What we end up dealing with is light from many populated areas that spread into unpopulated areas. Sky glow is a major problem for anyone looking to escape the city and enjoy the beauty of the stars because it can impact stargazers over 100 miles away from the main source in some cases.
What is Glare and Clutter?
Glare is basically that annoying bright light you see that can cause you discomfort such as when headlights shine in your face or when you look up at bright street lights against the darker sky. I’m pretty sure you’re familiar with glare. It can temporarily ruin your night vision when you get blasted by a bright, glaring light source.
Clutter is when too many brightly-lit signs, streetlights, and other man-made objects are all grouped together in an area causing excessive light.
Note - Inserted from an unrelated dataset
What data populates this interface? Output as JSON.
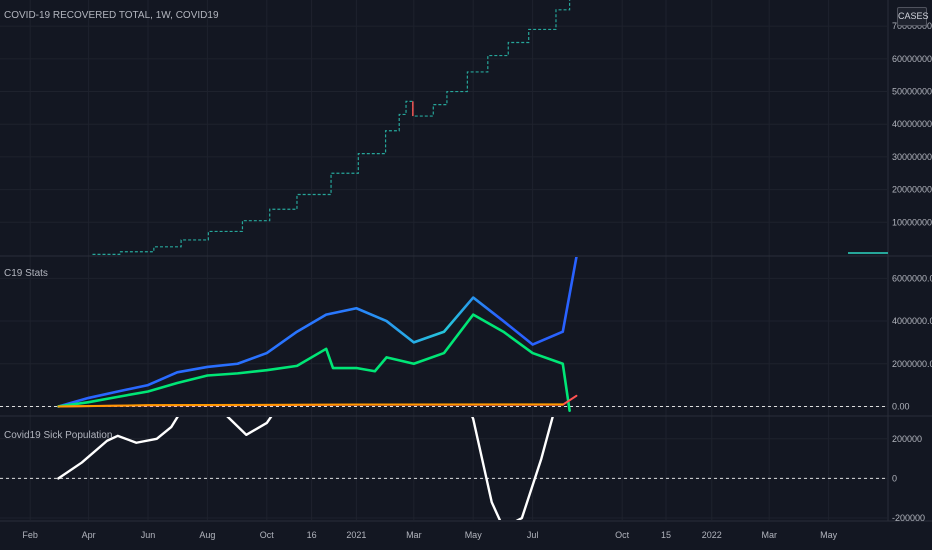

Think of a busy urban street with lots of signs and lights everywhere.
Both clutter and glare are annoying, but they are not our biggest concern for us when we are camping. Sky glow and light trespass are basically our main enemies as camping stargazers even though all four forms of light pollution need to be combated to help our planet.
As RVers that enjoy stargazing, light pollution impacts us because we see the night sky slowly disappearing more and more each year. We need to search harder and harder to find dark sky places to enjoy since cities keep growing, and the amount of light pollution is growing with them. You can see this by simply looking at a light pollution map from a decade ago and comparing it to a more recent one. This is an expanding problem that will require an all hands on deck approach to fix since it’s not just an issue for stargazers but us all as a community.
If you are looking for more information on the topic of light pollution, please check out the International Dark-Sky Association. They are an organization dedicated to preserving our night skies.
You might also want to check out this brilliant article on science.org (https://www.science.org/doi/10.1126/sciadv.1600377) on the topic. Scientist Pierantonio Cinzano is a leader on the topic, and he has some great papers on his website on light pollution.(http://www.lightpollution.it/cinzano/papers.html)
About the Authors
We are avid stargazers Jason and Alison Takacs also known as “Roadtrippin’ with Takacs”. With our two boys Preston and Grayson, we seek out some of the darkest skies in the country while also going on many incredible hiking and other outdoor adventures. As part-time RVers, we try to see as much of this amazing world as possible in our spare time and hope you will join us through this blog and other forms of social media as we explore the night sky and other natural wonders as hardcore astrotourists.